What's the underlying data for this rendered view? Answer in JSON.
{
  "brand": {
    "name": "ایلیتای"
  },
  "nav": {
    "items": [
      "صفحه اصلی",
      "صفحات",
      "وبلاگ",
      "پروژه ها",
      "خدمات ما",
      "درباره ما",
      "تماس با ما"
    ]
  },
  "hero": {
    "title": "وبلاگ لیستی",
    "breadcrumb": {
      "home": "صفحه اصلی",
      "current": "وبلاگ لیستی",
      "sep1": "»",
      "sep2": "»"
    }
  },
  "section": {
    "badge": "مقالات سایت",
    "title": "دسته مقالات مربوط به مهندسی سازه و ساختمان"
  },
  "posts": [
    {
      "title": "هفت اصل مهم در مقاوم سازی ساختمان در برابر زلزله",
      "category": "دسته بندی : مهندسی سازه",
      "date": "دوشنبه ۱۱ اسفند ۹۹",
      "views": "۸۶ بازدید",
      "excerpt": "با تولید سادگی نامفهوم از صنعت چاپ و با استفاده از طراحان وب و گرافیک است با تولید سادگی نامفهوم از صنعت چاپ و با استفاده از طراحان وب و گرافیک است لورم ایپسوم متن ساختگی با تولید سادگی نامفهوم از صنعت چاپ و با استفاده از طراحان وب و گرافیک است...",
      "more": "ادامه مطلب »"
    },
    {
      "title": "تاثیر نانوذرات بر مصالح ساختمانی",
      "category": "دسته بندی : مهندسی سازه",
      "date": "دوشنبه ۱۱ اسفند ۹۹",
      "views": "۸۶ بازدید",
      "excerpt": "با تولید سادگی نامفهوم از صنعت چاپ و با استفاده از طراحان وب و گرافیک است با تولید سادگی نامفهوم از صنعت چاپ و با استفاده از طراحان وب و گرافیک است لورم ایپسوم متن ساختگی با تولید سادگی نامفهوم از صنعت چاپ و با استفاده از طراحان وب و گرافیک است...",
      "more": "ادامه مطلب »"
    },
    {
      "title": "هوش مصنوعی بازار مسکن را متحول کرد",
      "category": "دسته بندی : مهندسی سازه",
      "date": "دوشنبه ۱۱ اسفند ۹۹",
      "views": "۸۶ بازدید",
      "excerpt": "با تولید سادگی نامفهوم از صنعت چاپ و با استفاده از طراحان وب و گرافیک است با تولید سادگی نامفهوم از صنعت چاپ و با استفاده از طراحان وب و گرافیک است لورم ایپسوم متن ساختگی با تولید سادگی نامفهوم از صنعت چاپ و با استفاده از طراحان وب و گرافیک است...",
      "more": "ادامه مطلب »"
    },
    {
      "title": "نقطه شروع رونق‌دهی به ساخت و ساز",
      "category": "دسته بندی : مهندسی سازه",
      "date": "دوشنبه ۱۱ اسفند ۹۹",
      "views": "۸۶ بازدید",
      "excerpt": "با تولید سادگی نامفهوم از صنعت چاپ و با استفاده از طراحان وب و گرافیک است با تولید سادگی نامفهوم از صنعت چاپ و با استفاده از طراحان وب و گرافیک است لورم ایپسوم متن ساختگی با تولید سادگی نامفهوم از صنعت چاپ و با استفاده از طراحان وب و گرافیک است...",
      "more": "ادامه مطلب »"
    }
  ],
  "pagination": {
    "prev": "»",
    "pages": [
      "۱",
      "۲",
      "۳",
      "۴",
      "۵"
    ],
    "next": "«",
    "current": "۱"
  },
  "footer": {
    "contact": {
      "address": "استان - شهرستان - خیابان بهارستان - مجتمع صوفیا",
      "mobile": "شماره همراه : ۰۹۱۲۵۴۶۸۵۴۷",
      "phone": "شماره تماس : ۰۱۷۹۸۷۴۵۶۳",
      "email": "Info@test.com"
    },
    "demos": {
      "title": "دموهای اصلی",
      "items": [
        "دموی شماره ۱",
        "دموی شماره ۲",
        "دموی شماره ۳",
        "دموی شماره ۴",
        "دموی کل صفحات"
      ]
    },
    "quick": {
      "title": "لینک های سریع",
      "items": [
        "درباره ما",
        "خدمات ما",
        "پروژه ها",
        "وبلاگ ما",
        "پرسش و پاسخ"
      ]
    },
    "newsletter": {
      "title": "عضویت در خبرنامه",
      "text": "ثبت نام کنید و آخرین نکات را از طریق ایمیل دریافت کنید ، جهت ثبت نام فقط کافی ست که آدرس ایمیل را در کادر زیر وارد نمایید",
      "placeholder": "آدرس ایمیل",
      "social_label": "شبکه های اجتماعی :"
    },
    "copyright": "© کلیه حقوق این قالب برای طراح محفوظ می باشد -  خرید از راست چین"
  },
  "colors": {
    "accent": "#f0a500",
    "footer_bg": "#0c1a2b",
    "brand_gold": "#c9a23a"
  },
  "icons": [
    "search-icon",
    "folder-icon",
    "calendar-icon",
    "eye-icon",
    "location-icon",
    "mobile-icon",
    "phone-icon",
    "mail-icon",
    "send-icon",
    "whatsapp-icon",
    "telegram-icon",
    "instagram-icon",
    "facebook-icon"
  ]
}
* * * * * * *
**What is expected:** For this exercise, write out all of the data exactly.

**Task output:**
What's the underlying data for this rendered view? Answer in JSON.
{
  "brand": {
    "name": "ایلیتای"
  },
  "nav": {
    "items": [
      "صفحه اصلی",
      "صفحات",
      "وبلاگ",
      "پروژه ها",
      "خدمات ما",
      "درباره ما",
      "تماس با ما"
    ]
  },
  "hero": {
    "title": "وبلاگ لیستی",
    "breadcrumb": {
      "home": "صفحه اصلی",
      "current": "وبلاگ لیستی",
      "sep1": "»",
      "sep2": "»"
    }
  },
  "section": {
    "badge": "مقالات سایت",
    "title": "دسته مقالات مربوط به مهندسی سازه و ساختمان"
  },
  "posts": [
    {
      "title": "هفت اصل مهم در مقاوم سازی ساختمان در برابر زلزله",
      "category": "دسته بندی : مهندسی سازه",
      "date": "دوشنبه ۱۱ اسفند ۹۹",
      "views": "۸۶ بازدید",
      "excerpt": "با تولید سادگی نامفهوم از صنعت چاپ و با استفاده از طراحان وب و گرافیک است با تولید سادگی نامفهوم از صنعت چاپ و با استفاده از طراحان وب و گرافیک است لورم ایپسوم متن ساختگی با تولید سادگی نامفهوم از صنعت چاپ و با استفاده از طراحان وب و گرافیک است...",
      "more": "ادامه مطلب »"
    },
    {
      "title": "تاثیر نانوذرات بر مصالح ساختمانی",
      "category": "دسته بندی : مهندسی سازه",
      "date": "دوشنبه ۱۱ اسفند ۹۹",
      "views": "۸۶ بازدید",
      "excerpt": "با تولید سادگی نامفهوم از صنعت چاپ و با استفاده از طراحان وب و گرافیک است با تولید سادگی نامفهوم از صنعت چاپ و با استفاده از طراحان وب و گرافیک است لورم ایپسوم متن ساختگی با تولید سادگی نامفهوم از صنعت چاپ و با استفاده از طراحان وب و گرافیک است...",
      "more": "ادامه مطلب »"
    },
    {
      "title": "هوش مصنوعی بازار مسکن را متحول کرد",
      "category": "دسته بندی : مهندسی سازه",
      "date": "دوشنبه ۱۱ اسفند ۹۹",
      "views": "۸۶ بازدید",
      "excerpt": "با تولید سادگی نامفهوم از صنعت چاپ و با استفاده از طراحان وب و گرافیک است با تولید سادگی نامفهوم از صنعت چاپ و با استفاده از طراحان وب و گرافیک است لورم ایپسوم متن ساختگی با تولید سادگی نامفهوم از صنعت چاپ و با استفاده از طراحان وب و گرافیک است...",
      "more": "ادامه مطلب »"
    },
    {
      "title": "نقطه شروع رونق‌دهی به ساخت و ساز",
      "category": "دسته بندی : مهندسی سازه",
      "date": "دوشنبه ۱۱ اسفند ۹۹",
      "views": "۸۶ بازدید",
      "excerpt": "با تولید سادگی نامفهوم از صنعت چاپ و با استفاده از طراحان وب و گرافیک است با تولید سادگی نامفهوم از صنعت چاپ و با استفاده از طراحان وب و گرافیک است لورم ایپسوم متن ساختگی با تولید سادگی نامفهوم از صنعت چاپ و با استفاده از طراحان وب و گرافیک است...",
      "more": "ادامه مطلب »"
    }
  ],
  "pagination": {
    "prev": "»",
    "pages": [
      "۱",
      "۲",
      "۳",
      "۴",
      "۵"
    ],
    "next": "«",
    "current": "۱"
  },
  "footer": {
    "contact": {
      "address": "استان - شهرستان - خیابان بهارستان - مجتمع صوفیا",
      "mobile": "شماره همراه : ۰۹۱۲۵۴۶۸۵۴۷",
      "phone": "شماره تماس : ۰۱۷۹۸۷۴۵۶۳",
      "email": "Info@test.com"
    },
    "demos": {
      "title": "دموهای اصلی",
      "items": [
        "دموی شماره ۱",
        "دموی شماره ۲",
        "دموی شماره ۳",
        "دموی شماره ۴",
        "دموی کل صفحات"
      ]
    },
    "quick": {
      "title": "لینک های سریع",
      "items": [
        "درباره ما",
        "خدمات ما",
        "پروژه ها",
        "وبلاگ ما",
        "پرسش و پاسخ"
      ]
    },
    "newsletter": {
      "title": "عضویت در خبرنامه",
      "text": "ثبت نام کنید و آخرین نکات را از طریق ایمیل دریافت کنید ، جهت ثبت نام فقط کافی ست که آدرس ایمیل را در کادر زیر وارد نمایید",
      "placeholder": "آدرس ایمیل",
      "social_label": "شبکه های اجتماعی :"
    },
    "copyright": "© کلیه حقوق این قالب برای طراح محفوظ می باشد -  خرید از راست چین"
  },
  "colors": {
    "accent": "#f0a500",
    "footer_bg": "#0c1a2b",
    "brand_gold": "#c9a23a"
  },
  "icons": [
    "search-icon",
    "folder-icon",
    "calendar-icon",
    "eye-icon",
    "location-icon",
    "mobile-icon",
    "phone-icon",
    "mail-icon",
    "send-icon",
    "whatsapp-icon",
    "telegram-icon",
    "instagram-icon",
    "facebook-icon"
  ]
}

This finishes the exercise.